BEGIN Data listing

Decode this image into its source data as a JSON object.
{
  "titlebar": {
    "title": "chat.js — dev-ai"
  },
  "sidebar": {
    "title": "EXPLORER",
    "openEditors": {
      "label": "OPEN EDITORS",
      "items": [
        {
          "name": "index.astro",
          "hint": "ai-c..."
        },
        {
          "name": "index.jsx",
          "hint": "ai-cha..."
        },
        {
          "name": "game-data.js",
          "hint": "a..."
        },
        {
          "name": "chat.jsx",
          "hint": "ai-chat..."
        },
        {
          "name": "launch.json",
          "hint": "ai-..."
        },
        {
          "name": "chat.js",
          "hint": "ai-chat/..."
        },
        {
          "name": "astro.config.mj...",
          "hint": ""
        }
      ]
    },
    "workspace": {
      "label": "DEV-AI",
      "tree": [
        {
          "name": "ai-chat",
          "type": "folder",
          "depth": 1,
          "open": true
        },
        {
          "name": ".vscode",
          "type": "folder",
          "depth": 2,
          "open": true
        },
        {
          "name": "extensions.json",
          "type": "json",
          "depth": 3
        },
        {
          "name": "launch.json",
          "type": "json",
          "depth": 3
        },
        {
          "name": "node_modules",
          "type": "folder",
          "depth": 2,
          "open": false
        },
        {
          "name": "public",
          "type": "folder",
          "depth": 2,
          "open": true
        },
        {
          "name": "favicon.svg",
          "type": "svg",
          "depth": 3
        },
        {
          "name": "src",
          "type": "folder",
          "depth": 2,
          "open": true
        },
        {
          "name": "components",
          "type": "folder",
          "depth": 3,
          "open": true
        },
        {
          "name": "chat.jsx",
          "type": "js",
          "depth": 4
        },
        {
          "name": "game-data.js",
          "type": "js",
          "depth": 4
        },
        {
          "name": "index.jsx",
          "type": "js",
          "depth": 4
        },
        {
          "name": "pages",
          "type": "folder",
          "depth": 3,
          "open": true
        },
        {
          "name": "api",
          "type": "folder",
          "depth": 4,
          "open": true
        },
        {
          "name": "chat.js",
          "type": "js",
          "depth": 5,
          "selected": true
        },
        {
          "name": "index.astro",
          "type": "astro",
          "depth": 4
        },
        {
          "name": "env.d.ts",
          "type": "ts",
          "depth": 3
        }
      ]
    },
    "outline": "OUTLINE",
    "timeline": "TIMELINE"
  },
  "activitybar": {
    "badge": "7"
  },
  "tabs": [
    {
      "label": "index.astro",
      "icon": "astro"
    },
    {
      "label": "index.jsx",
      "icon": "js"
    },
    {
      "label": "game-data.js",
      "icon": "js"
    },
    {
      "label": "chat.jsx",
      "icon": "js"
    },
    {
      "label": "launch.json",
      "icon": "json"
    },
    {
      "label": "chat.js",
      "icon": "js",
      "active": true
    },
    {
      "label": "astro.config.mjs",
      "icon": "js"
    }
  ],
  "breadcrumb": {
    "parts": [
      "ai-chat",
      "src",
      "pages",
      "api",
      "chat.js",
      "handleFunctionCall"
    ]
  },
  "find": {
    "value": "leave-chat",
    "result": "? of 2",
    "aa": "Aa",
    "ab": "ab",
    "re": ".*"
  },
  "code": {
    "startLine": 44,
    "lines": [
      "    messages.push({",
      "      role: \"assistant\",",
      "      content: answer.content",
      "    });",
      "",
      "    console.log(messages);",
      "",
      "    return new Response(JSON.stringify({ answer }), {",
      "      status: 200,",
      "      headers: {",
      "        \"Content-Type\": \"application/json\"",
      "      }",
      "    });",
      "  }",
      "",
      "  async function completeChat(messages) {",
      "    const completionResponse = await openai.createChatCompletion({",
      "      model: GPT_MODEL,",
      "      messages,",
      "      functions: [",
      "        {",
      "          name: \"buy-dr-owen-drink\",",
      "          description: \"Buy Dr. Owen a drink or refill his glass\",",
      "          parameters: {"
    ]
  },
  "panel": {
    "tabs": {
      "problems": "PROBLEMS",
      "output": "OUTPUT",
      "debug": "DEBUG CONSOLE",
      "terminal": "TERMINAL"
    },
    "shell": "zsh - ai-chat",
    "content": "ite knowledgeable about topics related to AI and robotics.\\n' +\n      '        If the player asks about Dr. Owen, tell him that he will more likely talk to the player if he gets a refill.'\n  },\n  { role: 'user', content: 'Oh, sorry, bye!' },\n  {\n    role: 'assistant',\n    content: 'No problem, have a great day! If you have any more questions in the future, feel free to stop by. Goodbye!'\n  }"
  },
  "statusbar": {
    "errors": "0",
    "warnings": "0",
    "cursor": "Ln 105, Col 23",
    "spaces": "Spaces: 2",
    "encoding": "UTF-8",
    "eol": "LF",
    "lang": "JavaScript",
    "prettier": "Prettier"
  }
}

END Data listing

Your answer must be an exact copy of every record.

▶ Finished task
Decode this image into its source data as a JSON object.
{
  "titlebar": {
    "title": "chat.js — dev-ai"
  },
  "sidebar": {
    "title": "EXPLORER",
    "openEditors": {
      "label": "OPEN EDITORS",
      "items": [
        {
          "name": "index.astro",
          "hint": "ai-c..."
        },
        {
          "name": "index.jsx",
          "hint": "ai-cha..."
        },
        {
          "name": "game-data.js",
          "hint": "a..."
        },
        {
          "name": "chat.jsx",
          "hint": "ai-chat..."
        },
        {
          "name": "launch.json",
          "hint": "ai-..."
        },
        {
          "name": "chat.js",
          "hint": "ai-chat/..."
        },
        {
          "name": "astro.config.mj...",
          "hint": ""
        }
      ]
    },
    "workspace": {
      "label": "DEV-AI",
      "tree": [
        {
          "name": "ai-chat",
          "type": "folder",
          "depth": 1,
          "open": true
        },
        {
          "name": ".vscode",
          "type": "folder",
          "depth": 2,
          "open": true
        },
        {
          "name": "extensions.json",
          "type": "json",
          "depth": 3
        },
        {
          "name": "launch.json",
          "type": "json",
          "depth": 3
        },
        {
          "name": "node_modules",
          "type": "folder",
          "depth": 2,
          "open": false
        },
        {
          "name": "public",
          "type": "folder",
          "depth": 2,
          "open": true
        },
        {
          "name": "favicon.svg",
          "type": "svg",
          "depth": 3
        },
        {
          "name": "src",
          "type": "folder",
          "depth": 2,
          "open": true
        },
        {
          "name": "components",
          "type": "folder",
          "depth": 3,
          "open": true
        },
        {
          "name": "chat.jsx",
          "type": "js",
          "depth": 4
        },
        {
          "name": "game-data.js",
          "type": "js",
          "depth": 4
        },
        {
          "name": "index.jsx",
          "type": "js",
          "depth": 4
        },
        {
          "name": "pages",
          "type": "folder",
          "depth": 3,
          "open": true
        },
        {
          "name": "api",
          "type": "folder",
          "depth": 4,
          "open": true
        },
        {
          "name": "chat.js",
          "type": "js",
          "depth": 5,
          "selected": true
        },
        {
          "name": "index.astro",
          "type": "astro",
          "depth": 4
        },
        {
          "name": "env.d.ts",
          "type": "ts",
          "depth": 3
        }
      ]
    },
    "outline": "OUTLINE",
    "timeline": "TIMELINE"
  },
  "activitybar": {
    "badge": "7"
  },
  "tabs": [
    {
      "label": "index.astro",
      "icon": "astro"
    },
    {
      "label": "index.jsx",
      "icon": "js"
    },
    {
      "label": "game-data.js",
      "icon": "js"
    },
    {
      "label": "chat.jsx",
      "icon": "js"
    },
    {
      "label": "launch.json",
      "icon": "json"
    },
    {
      "label": "chat.js",
      "icon": "js",
      "active": true
    },
    {
      "label": "astro.config.mjs",
      "icon": "js"
    }
  ],
  "breadcrumb": {
    "parts": [
      "ai-chat",
      "src",
      "pages",
      "api",
      "chat.js",
      "handleFunctionCall"
    ]
  },
  "find": {
    "value": "leave-chat",
    "result": "? of 2",
    "aa": "Aa",
    "ab": "ab",
    "re": ".*"
  },
  "code": {
    "startLine": 44,
    "lines": [
      "    messages.push({",
      "      role: \"assistant\",",
      "      content: answer.content",
      "    });",
      "",
      "    console.log(messages);",
      "",
      "    return new Response(JSON.stringify({ answer }), {",
      "      status: 200,",
      "      headers: {",
      "        \"Content-Type\": \"application/json\"",
      "      }",
      "    });",
      "  }",
      "",
      "  async function completeChat(messages) {",
      "    const completionResponse = await openai.createChatCompletion({",
      "      model: GPT_MODEL,",
      "      messages,",
      "      functions: [",
      "        {",
      "          name: \"buy-dr-owen-drink\",",
      "          description: \"Buy Dr. Owen a drink or refill his glass\",",
      "          parameters: {"
    ]
  },
  "panel": {
    "tabs": {
      "problems": "PROBLEMS",
      "output": "OUTPUT",
      "debug": "DEBUG CONSOLE",
      "terminal": "TERMINAL"
    },
    "shell": "zsh - ai-chat",
    "content": "ite knowledgeable about topics related to AI and robotics.\\n' +\n      '        If the player asks about Dr. Owen, tell him that he will more likely talk to the player if he gets a refill.'\n  },\n  { role: 'user', content: 'Oh, sorry, bye!' },\n  {\n    role: 'assistant',\n    content: 'No problem, have a great day! If you have any more questions in the future, feel free to stop by. Goodbye!'\n  }"
  },
  "statusbar": {
    "errors": "0",
    "warnings": "0",
    "cursor": "Ln 105, Col 23",
    "spaces": "Spaces: 2",
    "encoding": "UTF-8",
    "eol": "LF",
    "lang": "JavaScript",
    "prettier": "Prettier"
  }
}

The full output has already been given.